S-waves, also called Shear waves or secondary waves, are transverse waves that travel more slowly than P-waves and thus appear later than P-waves on a seismogram. Particle motion is perpendicular to the direction of wave propagation. Shear waves do not exist in fluids such as air or water.
Surface waves travel more slowly than P-waves and S-waves, but because they are guided by the surface of the Earth (and their energy is thus trapped near the Earth's surface) they can be much larger in amplitude than body waves, and can be the largest signals seen in earthquake seismograms. They are particularly strongly excited when the seismic source is close to the surface of the Earth, such as the case of a shallow earthquake.
For large enough earthquakes, one can observe the normal modes of the Earth. These modes are excited as discrete frequencies and can be observed for days after the generating event. The first observations were made in the 1960s as the advent of higher fidelity instruments coincided with two of the largest earthquakes of the 20th century - the 1960 Great Chilean earthquake and the 1964 Great Alaskan earthquake. Since then, the normal modes of the Earth have given us some of the strongest constraints on the deep structure of the Earth.
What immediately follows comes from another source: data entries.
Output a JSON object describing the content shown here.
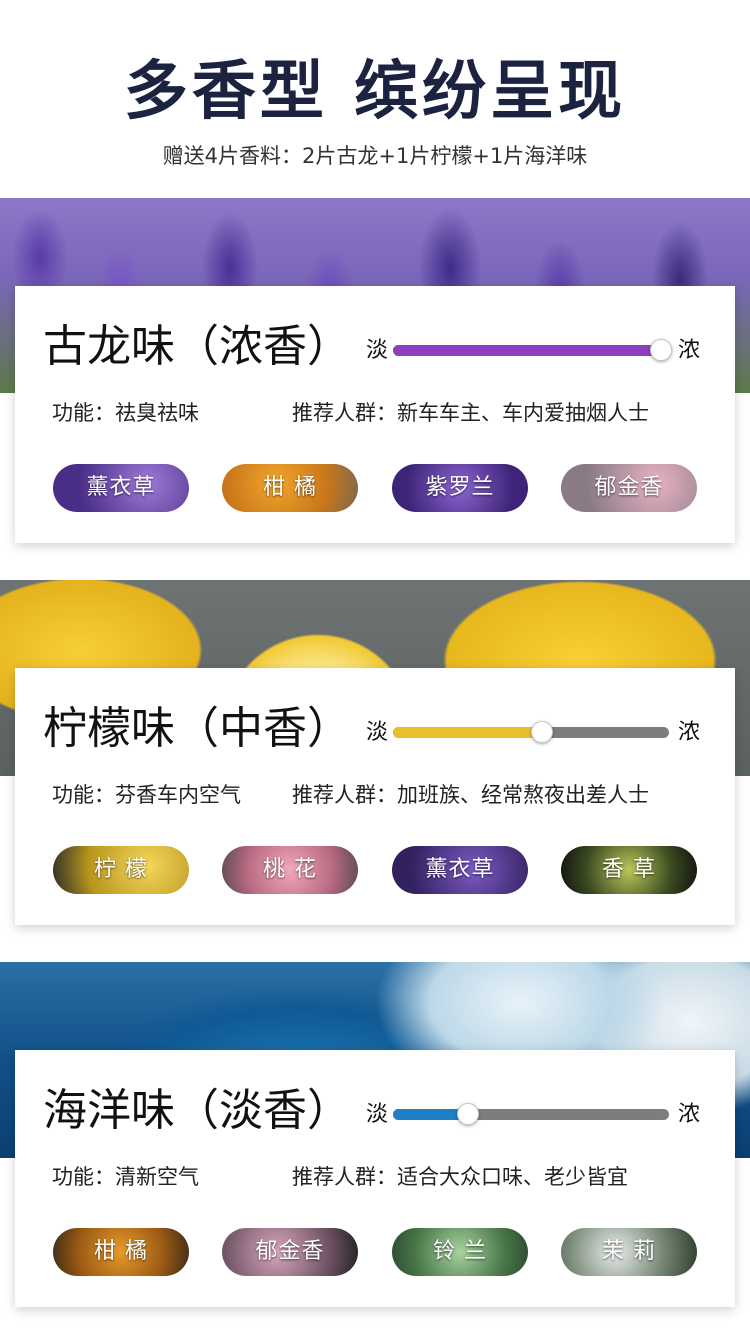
{
  "header": {
    "title": "多香型 缤纷呈现",
    "subtitle": "赠送4片香料：2片古龙+1片柠檬+1片海洋味"
  },
  "cards": [
    {
      "name": "古龙味（浓香）",
      "slider": {
        "left": "淡",
        "right": "浓",
        "level_percent": 97,
        "color": "#8e3fc0"
      },
      "function": "功能：祛臭祛味",
      "crowd": "推荐人群：新车车主、车内爱抽烟人士",
      "chips": [
        {
          "label": "薰衣草",
          "icon": "lavender-image"
        },
        {
          "label": "柑 橘",
          "icon": "orange-image"
        },
        {
          "label": "紫罗兰",
          "icon": "violet-image"
        },
        {
          "label": "郁金香",
          "icon": "tulip-image"
        }
      ]
    },
    {
      "name": "柠檬味（中香）",
      "slider": {
        "left": "淡",
        "right": "浓",
        "level_percent": 54,
        "color": "#e8bf2c"
      },
      "function": "功能：芬香车内空气",
      "crowd": "推荐人群：加班族、经常熬夜出差人士",
      "chips": [
        {
          "label": "柠 檬",
          "icon": "lemon-image"
        },
        {
          "label": "桃 花",
          "icon": "peach-blossom-image"
        },
        {
          "label": "薰衣草",
          "icon": "lavender-image"
        },
        {
          "label": "香 草",
          "icon": "vanilla-image"
        }
      ]
    },
    {
      "name": "海洋味（淡香）",
      "slider": {
        "left": "淡",
        "right": "浓",
        "level_percent": 27,
        "color": "#1f7ec6"
      },
      "function": "功能：清新空气",
      "crowd": "推荐人群：适合大众口味、老少皆宜",
      "chips": [
        {
          "label": "柑 橘",
          "icon": "orange-image"
        },
        {
          "label": "郁金香",
          "icon": "tulip-image"
        },
        {
          "label": "铃 兰",
          "icon": "lily-of-valley-image"
        },
        {
          "label": "茉 莉",
          "icon": "jasmine-image"
        }
      ]
    }
  ]
}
One of the earliest important discoveries (suggested by Richard Dixon Oldham in 1906 and definitively shown by Harold Jeffreys in 1926) was that the outer core of the Earth is liquid. Pressure waves (P-waves) pass through the core. Transverse or shear waves (S-waves) that shake side-to-side require rigid material so they do not pass through the outer core. Thus, the liquid core causes a "shadow" on the side of the planet opposite of the earthquake where no direct S-waves are observed. The reduction in P-wave velocity of the outer core also causes a substantial delay for P waves penetrating the core from the (seismically faster velocity) mantle.
Seismic waves produced by explosions or vibrating controlled sources are the primary method of underground exploration. Controlled source seismology has been used to map salt domes, faults, anticlines and other geologic traps in petroleum-bearing rocks, geological faults, rock types, and long-buried giant meteor craters. For example, the Chicxulub impactor, which is believed to have killed the dinosaurs, was localized to Central America by analyzing ejecta in the cretaceous boundary, and then physically proven to exist using seismic maps from oil exploration.
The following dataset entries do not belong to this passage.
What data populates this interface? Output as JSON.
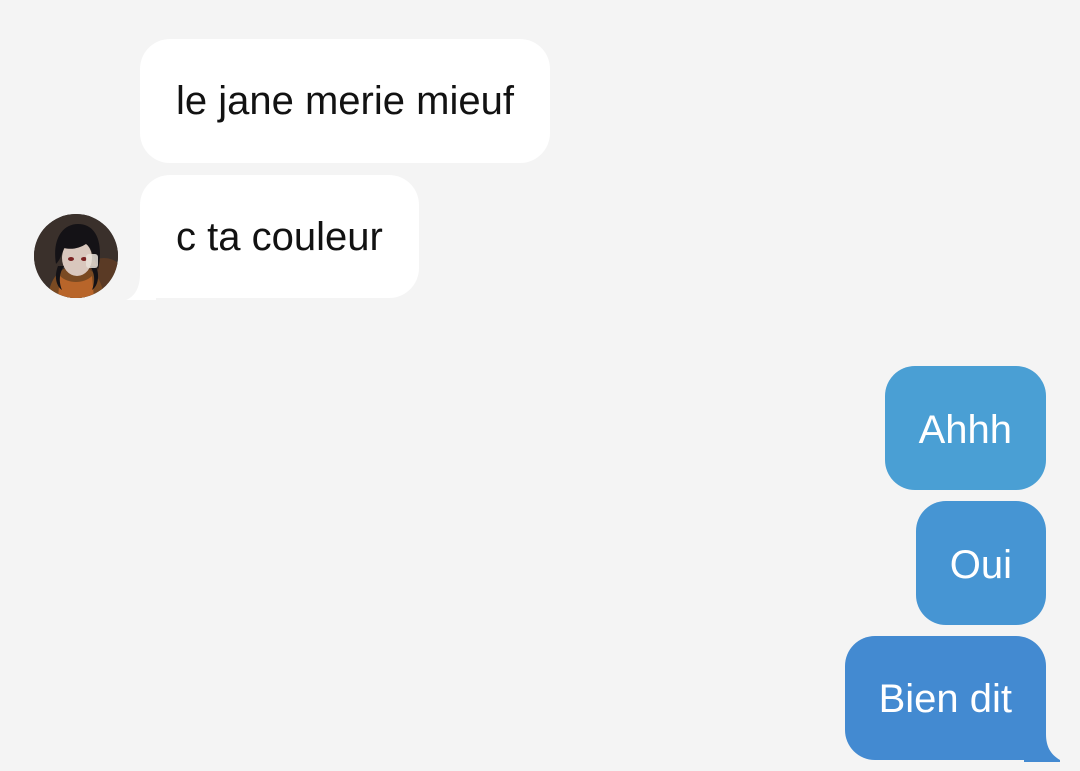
{
  "conversation": {
    "messages": [
      {
        "direction": "incoming",
        "text": "le jane merie mieuf"
      },
      {
        "direction": "incoming",
        "text": "c ta couleur"
      },
      {
        "direction": "outgoing",
        "text": "Ahhh"
      },
      {
        "direction": "outgoing",
        "text": "Oui"
      },
      {
        "direction": "outgoing",
        "text": "Bien dit"
      }
    ]
  },
  "contact": {
    "avatar_icon": "profile-photo-anime-character"
  },
  "colors": {
    "background": "#f4f4f4",
    "incoming_bubble": "#ffffff",
    "incoming_text": "#121212",
    "outgoing_bubble_top": "#4a9fd4",
    "outgoing_bubble_bottom": "#438ad1",
    "outgoing_text": "#ffffff"
  }
}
Using seismic tomography with earthquake waves, the interior of the Earth has been completely mapped to a resolution of several hundred kilometers. This process has enabled scientists to identify convection cells, mantle plumes and other large-scale features of the inner Earth.
Seismographs are instruments that sense and record the motion of the Earth. Networks of seismographs today continuously monitor the seismic environment of the planet, allowing for the monitoring and analysis of global earthquakes and tsunami warnings, as well as recording a variety of seismic signals arising from non-earthquake sources ranging from explosions (nuclear and chemical), to pressure variations on the ocean floor induced by ocean waves (the global microseism), to cryospheric events associated with large icebergs and glaciers. Above-ocean meteor strikes as large as ten kilotons of TNT, (equivalent to about 4.2 × 1013 J of effective explosive force) have been recorded by seismographs. A major motivation for the global instrumentation of the Earth with seismographs has been for the monitoring of nuclear testing.
One of the first attempts at the scientific study of earthquakes followed the 1755 Lisbon earthquake. Other especially notable earthquakes that spurred major developments in the science of seismology include the 1906 San Francisco earthquake, the 1964 Alaska earthquake and the 2004 Sumatra-Andaman earthquake. An extensive list of famous earthquakes can be found on the earthquake page.
Various attempts have been made by seismologists and others to create effective systems for precise earthquake predictions, including the VAN method. Such methods have yet to be generally accepted in the seismology community.